* Prompt *
The response must consist of the records below, copied exactly.

* Exercise data *
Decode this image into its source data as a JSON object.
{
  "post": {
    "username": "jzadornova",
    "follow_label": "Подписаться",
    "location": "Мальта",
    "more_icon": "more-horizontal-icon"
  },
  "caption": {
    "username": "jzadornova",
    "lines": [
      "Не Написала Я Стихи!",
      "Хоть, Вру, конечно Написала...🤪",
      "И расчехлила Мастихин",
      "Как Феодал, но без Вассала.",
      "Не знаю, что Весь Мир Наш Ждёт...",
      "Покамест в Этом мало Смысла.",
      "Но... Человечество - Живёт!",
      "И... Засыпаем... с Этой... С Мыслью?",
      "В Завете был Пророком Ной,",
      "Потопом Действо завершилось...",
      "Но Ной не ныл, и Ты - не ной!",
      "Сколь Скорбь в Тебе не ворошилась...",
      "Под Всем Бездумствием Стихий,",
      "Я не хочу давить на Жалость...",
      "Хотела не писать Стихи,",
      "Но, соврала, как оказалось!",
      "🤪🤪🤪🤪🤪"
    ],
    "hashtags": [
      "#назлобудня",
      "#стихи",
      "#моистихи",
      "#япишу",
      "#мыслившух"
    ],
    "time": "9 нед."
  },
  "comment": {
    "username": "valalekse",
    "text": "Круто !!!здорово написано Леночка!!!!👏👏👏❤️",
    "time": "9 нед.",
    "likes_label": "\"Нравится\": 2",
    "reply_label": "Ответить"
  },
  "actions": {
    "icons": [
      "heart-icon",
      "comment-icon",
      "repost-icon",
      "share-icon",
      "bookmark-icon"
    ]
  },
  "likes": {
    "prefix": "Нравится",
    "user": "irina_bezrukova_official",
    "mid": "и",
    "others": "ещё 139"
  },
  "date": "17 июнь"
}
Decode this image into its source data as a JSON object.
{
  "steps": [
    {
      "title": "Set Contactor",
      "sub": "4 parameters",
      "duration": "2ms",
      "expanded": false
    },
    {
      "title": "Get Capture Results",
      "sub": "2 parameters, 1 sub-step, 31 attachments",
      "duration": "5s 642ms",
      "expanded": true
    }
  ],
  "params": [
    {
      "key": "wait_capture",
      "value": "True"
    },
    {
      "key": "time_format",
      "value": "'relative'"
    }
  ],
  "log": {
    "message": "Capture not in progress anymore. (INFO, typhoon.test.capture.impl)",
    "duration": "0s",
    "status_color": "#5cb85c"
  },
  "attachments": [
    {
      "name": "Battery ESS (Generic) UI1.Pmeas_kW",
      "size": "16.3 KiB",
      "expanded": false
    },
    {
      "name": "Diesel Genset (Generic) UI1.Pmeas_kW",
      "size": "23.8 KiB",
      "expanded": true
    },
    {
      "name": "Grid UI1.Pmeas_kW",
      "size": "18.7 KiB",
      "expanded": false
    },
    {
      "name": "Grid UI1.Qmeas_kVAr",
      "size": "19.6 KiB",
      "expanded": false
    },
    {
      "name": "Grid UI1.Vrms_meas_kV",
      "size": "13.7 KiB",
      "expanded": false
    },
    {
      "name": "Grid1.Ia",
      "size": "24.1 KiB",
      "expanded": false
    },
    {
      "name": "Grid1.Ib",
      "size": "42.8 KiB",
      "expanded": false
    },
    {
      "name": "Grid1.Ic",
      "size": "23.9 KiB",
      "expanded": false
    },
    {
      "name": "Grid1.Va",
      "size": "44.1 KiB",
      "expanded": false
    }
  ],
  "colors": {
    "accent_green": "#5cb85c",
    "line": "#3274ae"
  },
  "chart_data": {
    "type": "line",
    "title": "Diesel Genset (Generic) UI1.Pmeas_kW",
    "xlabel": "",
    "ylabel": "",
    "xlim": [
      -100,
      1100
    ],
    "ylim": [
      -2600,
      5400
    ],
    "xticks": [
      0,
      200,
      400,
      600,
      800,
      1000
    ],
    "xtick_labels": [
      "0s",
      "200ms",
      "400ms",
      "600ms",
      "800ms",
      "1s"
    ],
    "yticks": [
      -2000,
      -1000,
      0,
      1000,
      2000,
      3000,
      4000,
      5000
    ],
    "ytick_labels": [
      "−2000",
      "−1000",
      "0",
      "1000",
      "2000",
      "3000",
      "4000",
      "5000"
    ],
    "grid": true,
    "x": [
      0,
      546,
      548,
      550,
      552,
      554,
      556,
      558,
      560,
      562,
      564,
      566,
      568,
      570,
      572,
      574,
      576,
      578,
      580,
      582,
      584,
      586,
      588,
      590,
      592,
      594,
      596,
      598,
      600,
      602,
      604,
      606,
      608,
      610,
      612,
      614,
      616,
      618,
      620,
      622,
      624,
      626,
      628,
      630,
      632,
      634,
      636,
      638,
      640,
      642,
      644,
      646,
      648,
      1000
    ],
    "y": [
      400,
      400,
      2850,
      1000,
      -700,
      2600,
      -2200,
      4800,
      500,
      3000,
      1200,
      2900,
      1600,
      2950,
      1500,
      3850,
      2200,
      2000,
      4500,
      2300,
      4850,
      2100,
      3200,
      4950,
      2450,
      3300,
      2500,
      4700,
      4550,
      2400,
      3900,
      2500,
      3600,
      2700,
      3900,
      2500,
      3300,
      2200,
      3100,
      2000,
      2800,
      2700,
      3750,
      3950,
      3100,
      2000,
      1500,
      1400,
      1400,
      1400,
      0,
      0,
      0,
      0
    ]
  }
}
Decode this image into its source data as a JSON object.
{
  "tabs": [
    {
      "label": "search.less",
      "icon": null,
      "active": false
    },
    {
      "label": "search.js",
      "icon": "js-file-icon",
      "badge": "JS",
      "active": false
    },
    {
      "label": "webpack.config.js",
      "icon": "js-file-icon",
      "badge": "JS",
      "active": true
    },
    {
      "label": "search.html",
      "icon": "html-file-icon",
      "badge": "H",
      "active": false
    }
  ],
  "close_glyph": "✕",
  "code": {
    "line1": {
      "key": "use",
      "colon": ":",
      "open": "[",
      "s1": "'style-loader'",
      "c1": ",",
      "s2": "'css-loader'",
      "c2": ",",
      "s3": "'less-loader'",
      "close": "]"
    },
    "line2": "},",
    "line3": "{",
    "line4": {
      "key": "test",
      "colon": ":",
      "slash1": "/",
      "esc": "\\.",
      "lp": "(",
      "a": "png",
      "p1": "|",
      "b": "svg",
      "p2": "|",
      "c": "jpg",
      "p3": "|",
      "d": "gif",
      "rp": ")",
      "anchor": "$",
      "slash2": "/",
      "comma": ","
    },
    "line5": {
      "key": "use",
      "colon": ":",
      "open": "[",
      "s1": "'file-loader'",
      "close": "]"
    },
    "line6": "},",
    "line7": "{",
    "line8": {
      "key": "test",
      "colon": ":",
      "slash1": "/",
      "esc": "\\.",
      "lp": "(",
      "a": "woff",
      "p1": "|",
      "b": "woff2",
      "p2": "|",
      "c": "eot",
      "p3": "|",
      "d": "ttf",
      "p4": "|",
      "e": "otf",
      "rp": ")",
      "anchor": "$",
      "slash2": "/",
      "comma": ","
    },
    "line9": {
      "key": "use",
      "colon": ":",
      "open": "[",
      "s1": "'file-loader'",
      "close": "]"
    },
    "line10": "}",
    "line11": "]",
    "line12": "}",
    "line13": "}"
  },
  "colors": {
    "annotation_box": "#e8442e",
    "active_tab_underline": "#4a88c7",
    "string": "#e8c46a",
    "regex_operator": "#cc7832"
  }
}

* Answer below *
Decode this image into its source data as a JSON object.
{
  "post": {
    "username": "jzadornova",
    "follow_label": "Подписаться",
    "location": "Мальта",
    "more_icon": "more-horizontal-icon"
  },
  "caption": {
    "username": "jzadornova",
    "lines": [
      "Не Написала Я Стихи!",
      "Хоть, Вру, конечно Написала...🤪",
      "И расчехлила Мастихин",
      "Как Феодал, но без Вассала.",
      "Не знаю, что Весь Мир Наш Ждёт...",
      "Покамест в Этом мало Смысла.",
      "Но... Человечество - Живёт!",
      "И... Засыпаем... с Этой... С Мыслью?",
      "В Завете был Пророком Ной,",
      "Потопом Действо завершилось...",
      "Но Ной не ныл, и Ты - не ной!",
      "Сколь Скорбь в Тебе не ворошилась...",
      "Под Всем Бездумствием Стихий,",
      "Я не хочу давить на Жалость...",
      "Хотела не писать Стихи,",
      "Но, соврала, как оказалось!",
      "🤪🤪🤪🤪🤪"
    ],
    "hashtags": [
      "#назлобудня",
      "#стихи",
      "#моистихи",
      "#япишу",
      "#мыслившух"
    ],
    "time": "9 нед."
  },
  "comment": {
    "username": "valalekse",
    "text": "Круто !!!здорово написано Леночка!!!!👏👏👏❤️",
    "time": "9 нед.",
    "likes_label": "\"Нравится\": 2",
    "reply_label": "Ответить"
  },
  "actions": {
    "icons": [
      "heart-icon",
      "comment-icon",
      "repost-icon",
      "share-icon",
      "bookmark-icon"
    ]
  },
  "likes": {
    "prefix": "Нравится",
    "user": "irina_bezrukova_official",
    "mid": "и",
    "others": "ещё 139"
  },
  "date": "17 июнь"
}
Decode this image into its source data as a JSON object.
{
  "steps": [
    {
      "title": "Set Contactor",
      "sub": "4 parameters",
      "duration": "2ms",
      "expanded": false
    },
    {
      "title": "Get Capture Results",
      "sub": "2 parameters, 1 sub-step, 31 attachments",
      "duration": "5s 642ms",
      "expanded": true
    }
  ],
  "params": [
    {
      "key": "wait_capture",
      "value": "True"
    },
    {
      "key": "time_format",
      "value": "'relative'"
    }
  ],
  "log": {
    "message": "Capture not in progress anymore. (INFO, typhoon.test.capture.impl)",
    "duration": "0s",
    "status_color": "#5cb85c"
  },
  "attachments": [
    {
      "name": "Battery ESS (Generic) UI1.Pmeas_kW",
      "size": "16.3 KiB",
      "expanded": false
    },
    {
      "name": "Diesel Genset (Generic) UI1.Pmeas_kW",
      "size": "23.8 KiB",
      "expanded": true
    },
    {
      "name": "Grid UI1.Pmeas_kW",
      "size": "18.7 KiB",
      "expanded": false
    },
    {
      "name": "Grid UI1.Qmeas_kVAr",
      "size": "19.6 KiB",
      "expanded": false
    },
    {
      "name": "Grid UI1.Vrms_meas_kV",
      "size": "13.7 KiB",
      "expanded": false
    },
    {
      "name": "Grid1.Ia",
      "size": "24.1 KiB",
      "expanded": false
    },
    {
      "name": "Grid1.Ib",
      "size": "42.8 KiB",
      "expanded": false
    },
    {
      "name": "Grid1.Ic",
      "size": "23.9 KiB",
      "expanded": false
    },
    {
      "name": "Grid1.Va",
      "size": "44.1 KiB",
      "expanded": false
    }
  ],
  "colors": {
    "accent_green": "#5cb85c",
    "line": "#3274ae"
  },
  "chart_data": {
    "type": "line",
    "title": "Diesel Genset (Generic) UI1.Pmeas_kW",
    "xlabel": "",
    "ylabel": "",
    "xlim": [
      -100,
      1100
    ],
    "ylim": [
      -2600,
      5400
    ],
    "xticks": [
      0,
      200,
      400,
      600,
      800,
      1000
    ],
    "xtick_labels": [
      "0s",
      "200ms",
      "400ms",
      "600ms",
      "800ms",
      "1s"
    ],
    "yticks": [
      -2000,
      -1000,
      0,
      1000,
      2000,
      3000,
      4000,
      5000
    ],
    "ytick_labels": [
      "−2000",
      "−1000",
      "0",
      "1000",
      "2000",
      "3000",
      "4000",
      "5000"
    ],
    "grid": true,
    "x": [
      0,
      546,
      548,
      550,
      552,
      554,
      556,
      558,
      560,
      562,
      564,
      566,
      568,
      570,
      572,
      574,
      576,
      578,
      580,
      582,
      584,
      586,
      588,
      590,
      592,
      594,
      596,
      598,
      600,
      602,
      604,
      606,
      608,
      610,
      612,
      614,
      616,
      618,
      620,
      622,
      624,
      626,
      628,
      630,
      632,
      634,
      636,
      638,
      640,
      642,
      644,
      646,
      648,
      1000
    ],
    "y": [
      400,
      400,
      2850,
      1000,
      -700,
      2600,
      -2200,
      4800,
      500,
      3000,
      1200,
      2900,
      1600,
      2950,
      1500,
      3850,
      2200,
      2000,
      4500,
      2300,
      4850,
      2100,
      3200,
      4950,
      2450,
      3300,
      2500,
      4700,
      4550,
      2400,
      3900,
      2500,
      3600,
      2700,
      3900,
      2500,
      3300,
      2200,
      3100,
      2000,
      2800,
      2700,
      3750,
      3950,
      3100,
      2000,
      1500,
      1400,
      1400,
      1400,
      0,
      0,
      0,
      0
    ]
  }
}
Decode this image into its source data as a JSON object.
{
  "tabs": [
    {
      "label": "search.less",
      "icon": null,
      "active": false
    },
    {
      "label": "search.js",
      "icon": "js-file-icon",
      "badge": "JS",
      "active": false
    },
    {
      "label": "webpack.config.js",
      "icon": "js-file-icon",
      "badge": "JS",
      "active": true
    },
    {
      "label": "search.html",
      "icon": "html-file-icon",
      "badge": "H",
      "active": false
    }
  ],
  "close_glyph": "✕",
  "code": {
    "line1": {
      "key": "use",
      "colon": ":",
      "open": "[",
      "s1": "'style-loader'",
      "c1": ",",
      "s2": "'css-loader'",
      "c2": ",",
      "s3": "'less-loader'",
      "close": "]"
    },
    "line2": "},",
    "line3": "{",
    "line4": {
      "key": "test",
      "colon": ":",
      "slash1": "/",
      "esc": "\\.",
      "lp": "(",
      "a": "png",
      "p1": "|",
      "b": "svg",
      "p2": "|",
      "c": "jpg",
      "p3": "|",
      "d": "gif",
      "rp": ")",
      "anchor": "$",
      "slash2": "/",
      "comma": ","
    },
    "line5": {
      "key": "use",
      "colon": ":",
      "open": "[",
      "s1": "'file-loader'",
      "close": "]"
    },
    "line6": "},",
    "line7": "{",
    "line8": {
      "key": "test",
      "colon": ":",
      "slash1": "/",
      "esc": "\\.",
      "lp": "(",
      "a": "woff",
      "p1": "|",
      "b": "woff2",
      "p2": "|",
      "c": "eot",
      "p3": "|",
      "d": "ttf",
      "p4": "|",
      "e": "otf",
      "rp": ")",
      "anchor": "$",
      "slash2": "/",
      "comma": ","
    },
    "line9": {
      "key": "use",
      "colon": ":",
      "open": "[",
      "s1": "'file-loader'",
      "close": "]"
    },
    "line10": "}",
    "line11": "]",
    "line12": "}",
    "line13": "}"
  },
  "colors": {
    "annotation_box": "#e8442e",
    "active_tab_underline": "#4a88c7",
    "string": "#e8c46a",
    "regex_operator": "#cc7832"
  }
}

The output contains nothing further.